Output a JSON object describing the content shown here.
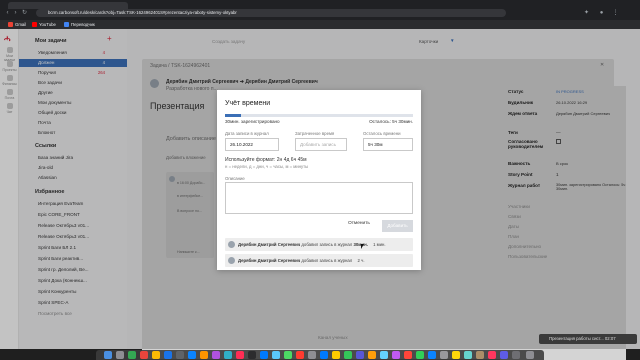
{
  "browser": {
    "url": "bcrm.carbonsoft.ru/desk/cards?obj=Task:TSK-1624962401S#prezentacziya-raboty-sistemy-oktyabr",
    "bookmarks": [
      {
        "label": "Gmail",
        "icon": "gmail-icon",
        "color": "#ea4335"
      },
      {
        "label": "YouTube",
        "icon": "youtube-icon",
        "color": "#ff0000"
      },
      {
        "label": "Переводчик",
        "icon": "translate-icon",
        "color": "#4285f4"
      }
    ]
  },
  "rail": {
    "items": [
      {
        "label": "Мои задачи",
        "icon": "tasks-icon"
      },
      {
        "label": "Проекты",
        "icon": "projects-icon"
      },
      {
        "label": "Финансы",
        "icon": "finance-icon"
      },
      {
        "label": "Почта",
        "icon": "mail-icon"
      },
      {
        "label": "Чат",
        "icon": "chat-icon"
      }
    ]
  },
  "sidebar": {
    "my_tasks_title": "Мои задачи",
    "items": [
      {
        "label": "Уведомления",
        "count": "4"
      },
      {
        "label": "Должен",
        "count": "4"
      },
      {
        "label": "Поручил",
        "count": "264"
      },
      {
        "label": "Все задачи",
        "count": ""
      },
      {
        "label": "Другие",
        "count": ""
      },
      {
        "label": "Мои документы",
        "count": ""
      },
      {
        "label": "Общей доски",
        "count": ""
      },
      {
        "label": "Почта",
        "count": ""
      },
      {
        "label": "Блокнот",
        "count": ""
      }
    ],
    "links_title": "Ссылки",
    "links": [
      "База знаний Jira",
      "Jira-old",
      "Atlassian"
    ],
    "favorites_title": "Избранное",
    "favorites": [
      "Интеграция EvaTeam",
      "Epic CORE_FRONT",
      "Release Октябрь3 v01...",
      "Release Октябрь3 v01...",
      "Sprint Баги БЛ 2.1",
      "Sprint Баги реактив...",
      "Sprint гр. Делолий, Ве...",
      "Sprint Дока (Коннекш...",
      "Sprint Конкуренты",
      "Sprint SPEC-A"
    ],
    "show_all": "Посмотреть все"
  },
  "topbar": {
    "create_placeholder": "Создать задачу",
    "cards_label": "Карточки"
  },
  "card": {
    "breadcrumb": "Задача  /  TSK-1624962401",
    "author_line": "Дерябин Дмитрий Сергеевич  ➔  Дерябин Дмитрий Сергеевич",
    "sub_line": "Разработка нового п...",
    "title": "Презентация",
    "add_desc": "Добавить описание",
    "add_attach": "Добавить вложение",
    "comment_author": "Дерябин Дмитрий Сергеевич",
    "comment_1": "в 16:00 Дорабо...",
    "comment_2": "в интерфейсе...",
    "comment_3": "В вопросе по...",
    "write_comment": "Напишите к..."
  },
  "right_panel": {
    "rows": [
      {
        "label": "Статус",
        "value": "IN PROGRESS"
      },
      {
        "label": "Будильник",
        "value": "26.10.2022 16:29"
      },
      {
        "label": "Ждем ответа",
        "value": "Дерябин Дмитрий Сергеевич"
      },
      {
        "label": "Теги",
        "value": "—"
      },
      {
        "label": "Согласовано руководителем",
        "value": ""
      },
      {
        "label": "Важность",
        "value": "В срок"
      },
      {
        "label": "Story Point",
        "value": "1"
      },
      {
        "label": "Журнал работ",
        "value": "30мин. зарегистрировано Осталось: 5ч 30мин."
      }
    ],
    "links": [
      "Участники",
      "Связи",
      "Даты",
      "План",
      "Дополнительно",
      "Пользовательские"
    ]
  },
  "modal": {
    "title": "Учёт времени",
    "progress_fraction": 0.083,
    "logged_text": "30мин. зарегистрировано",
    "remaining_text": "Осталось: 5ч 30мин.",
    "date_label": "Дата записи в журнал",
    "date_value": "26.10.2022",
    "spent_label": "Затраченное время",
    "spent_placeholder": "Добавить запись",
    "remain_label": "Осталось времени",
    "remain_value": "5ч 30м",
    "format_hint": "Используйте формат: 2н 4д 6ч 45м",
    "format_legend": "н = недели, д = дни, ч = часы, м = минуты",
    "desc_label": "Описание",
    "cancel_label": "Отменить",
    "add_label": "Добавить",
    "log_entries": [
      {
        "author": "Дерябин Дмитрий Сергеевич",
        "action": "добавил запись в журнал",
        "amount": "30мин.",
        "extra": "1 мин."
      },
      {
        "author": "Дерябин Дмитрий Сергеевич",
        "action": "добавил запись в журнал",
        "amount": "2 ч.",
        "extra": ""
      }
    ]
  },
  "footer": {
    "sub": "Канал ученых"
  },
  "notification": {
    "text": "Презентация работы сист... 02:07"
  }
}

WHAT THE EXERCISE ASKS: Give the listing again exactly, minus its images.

EXERCISE OUTPUT:
Output a JSON object describing the content shown here.
{
  "browser": {
    "url": "bcrm.carbonsoft.ru/desk/cards?obj=Task:TSK-1624962401S#prezentacziya-raboty-sistemy-oktyabr",
    "bookmarks": [
      {
        "label": "Gmail",
        "icon": "gmail-icon",
        "color": "#ea4335"
      },
      {
        "label": "YouTube",
        "icon": "youtube-icon",
        "color": "#ff0000"
      },
      {
        "label": "Переводчик",
        "icon": "translate-icon",
        "color": "#4285f4"
      }
    ]
  },
  "rail": {
    "items": [
      {
        "label": "Мои задачи",
        "icon": "tasks-icon"
      },
      {
        "label": "Проекты",
        "icon": "projects-icon"
      },
      {
        "label": "Финансы",
        "icon": "finance-icon"
      },
      {
        "label": "Почта",
        "icon": "mail-icon"
      },
      {
        "label": "Чат",
        "icon": "chat-icon"
      }
    ]
  },
  "sidebar": {
    "my_tasks_title": "Мои задачи",
    "items": [
      {
        "label": "Уведомления",
        "count": "4"
      },
      {
        "label": "Должен",
        "count": "4"
      },
      {
        "label": "Поручил",
        "count": "264"
      },
      {
        "label": "Все задачи",
        "count": ""
      },
      {
        "label": "Другие",
        "count": ""
      },
      {
        "label": "Мои документы",
        "count": ""
      },
      {
        "label": "Общей доски",
        "count": ""
      },
      {
        "label": "Почта",
        "count": ""
      },
      {
        "label": "Блокнот",
        "count": ""
      }
    ],
    "links_title": "Ссылки",
    "links": [
      "База знаний Jira",
      "Jira-old",
      "Atlassian"
    ],
    "favorites_title": "Избранное",
    "favorites": [
      "Интеграция EvaTeam",
      "Epic CORE_FRONT",
      "Release Октябрь3 v01...",
      "Release Октябрь3 v01...",
      "Sprint Баги БЛ 2.1",
      "Sprint Баги реактив...",
      "Sprint гр. Делолий, Ве...",
      "Sprint Дока (Коннекш...",
      "Sprint Конкуренты",
      "Sprint SPEC-A"
    ],
    "show_all": "Посмотреть все"
  },
  "topbar": {
    "create_placeholder": "Создать задачу",
    "cards_label": "Карточки"
  },
  "card": {
    "breadcrumb": "Задача  /  TSK-1624962401",
    "author_line": "Дерябин Дмитрий Сергеевич  ➔  Дерябин Дмитрий Сергеевич",
    "sub_line": "Разработка нового п...",
    "title": "Презентация",
    "add_desc": "Добавить описание",
    "add_attach": "Добавить вложение",
    "comment_author": "Дерябин Дмитрий Сергеевич",
    "comment_1": "в 16:00 Дорабо...",
    "comment_2": "в интерфейсе...",
    "comment_3": "В вопросе по...",
    "write_comment": "Напишите к..."
  },
  "right_panel": {
    "rows": [
      {
        "label": "Статус",
        "value": "IN PROGRESS"
      },
      {
        "label": "Будильник",
        "value": "26.10.2022 16:29"
      },
      {
        "label": "Ждем ответа",
        "value": "Дерябин Дмитрий Сергеевич"
      },
      {
        "label": "Теги",
        "value": "—"
      },
      {
        "label": "Согласовано руководителем",
        "value": ""
      },
      {
        "label": "Важность",
        "value": "В срок"
      },
      {
        "label": "Story Point",
        "value": "1"
      },
      {
        "label": "Журнал работ",
        "value": "30мин. зарегистрировано Осталось: 5ч 30мин."
      }
    ],
    "links": [
      "Участники",
      "Связи",
      "Даты",
      "План",
      "Дополнительно",
      "Пользовательские"
    ]
  },
  "modal": {
    "title": "Учёт времени",
    "progress_fraction": 0.083,
    "logged_text": "30мин. зарегистрировано",
    "remaining_text": "Осталось: 5ч 30мин.",
    "date_label": "Дата записи в журнал",
    "date_value": "26.10.2022",
    "spent_label": "Затраченное время",
    "spent_placeholder": "Добавить запись",
    "remain_label": "Осталось времени",
    "remain_value": "5ч 30м",
    "format_hint": "Используйте формат: 2н 4д 6ч 45м",
    "format_legend": "н = недели, д = дни, ч = часы, м = минуты",
    "desc_label": "Описание",
    "cancel_label": "Отменить",
    "add_label": "Добавить",
    "log_entries": [
      {
        "author": "Дерябин Дмитрий Сергеевич",
        "action": "добавил запись в журнал",
        "amount": "30мин.",
        "extra": "1 мин."
      },
      {
        "author": "Дерябин Дмитрий Сергеевич",
        "action": "добавил запись в журнал",
        "amount": "2 ч.",
        "extra": ""
      }
    ]
  },
  "footer": {
    "sub": "Канал ученых"
  },
  "notification": {
    "text": "Презентация работы сист... 02:07"
  }
}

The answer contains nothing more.